“The kind of movies I like aren’t necessarily linear and you’ve got to think about it a little bit. My favorite movie is Vanilla Sky. The first time I watched it, I wasn’t quite sure what I had just seen. 12 Monkeys was another movie that was cunning.”

Tom Cruise remains Boyle’s favorite actor. Boyle even lists Cruise as the actor who he’d prefer to portray him in a movie.

“I’d have to say Tom Cruise because of Vanilla Sky,” Boyle said. “The Last Samurai was another great movie too. That’s two pretty good movies right there. Now he’s doing those weird, futuristic movies.

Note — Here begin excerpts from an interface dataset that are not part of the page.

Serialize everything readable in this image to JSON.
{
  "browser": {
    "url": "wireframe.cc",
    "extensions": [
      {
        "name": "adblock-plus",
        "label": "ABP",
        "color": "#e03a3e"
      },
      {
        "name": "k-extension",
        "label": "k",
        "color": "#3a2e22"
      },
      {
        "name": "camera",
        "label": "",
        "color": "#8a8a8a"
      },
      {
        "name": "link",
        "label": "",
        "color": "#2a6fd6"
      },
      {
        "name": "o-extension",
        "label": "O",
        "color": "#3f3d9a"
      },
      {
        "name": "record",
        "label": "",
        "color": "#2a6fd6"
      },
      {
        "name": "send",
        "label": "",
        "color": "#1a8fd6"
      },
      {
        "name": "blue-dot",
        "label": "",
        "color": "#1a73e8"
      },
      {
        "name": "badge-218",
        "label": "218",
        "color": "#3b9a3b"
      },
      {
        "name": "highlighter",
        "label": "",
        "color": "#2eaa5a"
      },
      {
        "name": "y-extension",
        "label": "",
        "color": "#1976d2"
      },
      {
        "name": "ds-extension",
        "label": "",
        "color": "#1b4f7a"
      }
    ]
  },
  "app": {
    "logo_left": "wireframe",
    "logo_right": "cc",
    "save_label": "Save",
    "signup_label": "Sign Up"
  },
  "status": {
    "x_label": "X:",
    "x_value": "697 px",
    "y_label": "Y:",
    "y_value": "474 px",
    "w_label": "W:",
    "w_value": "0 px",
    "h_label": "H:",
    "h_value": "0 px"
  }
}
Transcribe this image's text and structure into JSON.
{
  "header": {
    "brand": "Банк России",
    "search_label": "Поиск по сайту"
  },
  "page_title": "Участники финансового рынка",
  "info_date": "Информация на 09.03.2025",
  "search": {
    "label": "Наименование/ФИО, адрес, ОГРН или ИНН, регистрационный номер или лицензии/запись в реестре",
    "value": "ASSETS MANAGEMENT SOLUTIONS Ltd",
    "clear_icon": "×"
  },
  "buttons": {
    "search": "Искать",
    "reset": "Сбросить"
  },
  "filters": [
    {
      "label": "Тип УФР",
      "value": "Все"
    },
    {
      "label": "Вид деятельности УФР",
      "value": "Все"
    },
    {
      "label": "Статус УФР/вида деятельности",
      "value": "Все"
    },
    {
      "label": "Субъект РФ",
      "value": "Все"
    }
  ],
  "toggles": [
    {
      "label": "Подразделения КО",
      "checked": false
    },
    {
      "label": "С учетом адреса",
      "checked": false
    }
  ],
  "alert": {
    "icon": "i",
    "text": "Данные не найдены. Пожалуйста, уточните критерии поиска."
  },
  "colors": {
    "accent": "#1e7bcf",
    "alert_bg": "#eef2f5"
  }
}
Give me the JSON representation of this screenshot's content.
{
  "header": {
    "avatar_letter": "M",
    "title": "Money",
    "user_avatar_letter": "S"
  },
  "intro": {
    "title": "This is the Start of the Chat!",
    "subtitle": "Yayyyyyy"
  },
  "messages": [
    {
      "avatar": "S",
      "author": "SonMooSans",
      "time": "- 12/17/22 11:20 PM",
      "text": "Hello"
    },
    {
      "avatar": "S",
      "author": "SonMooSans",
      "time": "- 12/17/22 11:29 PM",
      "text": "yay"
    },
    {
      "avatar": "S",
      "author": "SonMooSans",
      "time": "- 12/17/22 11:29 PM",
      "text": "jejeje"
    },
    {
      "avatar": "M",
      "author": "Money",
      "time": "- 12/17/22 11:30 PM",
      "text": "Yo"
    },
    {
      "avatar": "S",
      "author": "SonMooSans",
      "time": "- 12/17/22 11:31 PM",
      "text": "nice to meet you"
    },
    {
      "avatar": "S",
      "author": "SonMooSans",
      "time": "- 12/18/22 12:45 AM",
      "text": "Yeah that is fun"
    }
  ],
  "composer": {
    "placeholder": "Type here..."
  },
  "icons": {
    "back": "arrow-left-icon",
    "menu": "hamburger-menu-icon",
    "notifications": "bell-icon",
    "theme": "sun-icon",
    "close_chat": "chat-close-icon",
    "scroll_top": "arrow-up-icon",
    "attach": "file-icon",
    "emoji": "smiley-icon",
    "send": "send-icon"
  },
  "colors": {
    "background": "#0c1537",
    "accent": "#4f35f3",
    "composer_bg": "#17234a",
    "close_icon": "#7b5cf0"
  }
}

I don’t know if I’m down with those.”

Cruise has adapted over the years to remain of one of Hollywood’s foremost actors. At 38, Boyle is trying to stay ahead of the curve as one of the NHL’s most creative, point-getting defensemen. It’s easy to forget there was a time when Boyle was struggling to crack the lineup of the Florida Panthers during the early-2000’s in his early 20’s.

“When I was in Florida, I wasn’t playing much,” Boyle said. “It was tough being a scratch night in and night out. I hung out with the young guys – Roberto Luongo, Olli Jokinen and Mark Parrish. Those guys kept my spirits up when I was down. That was probably what I appreciated they most. They kept my head up when times were tough.”

Boyle and St. Louis would later flourish as members of the Lightning. They lifted the Stanley Cup together in 2004. Both came into the league as overlooked, undersized players that went to enjoy celebrated career. St. Louis believes Boyle paved the way for smaller defenseman who followed.

“There weren’t many small defensemen in the league when he came into the league,” St. Louis said. “Now, they’re everywhere. I think he helped pave the way for sure.”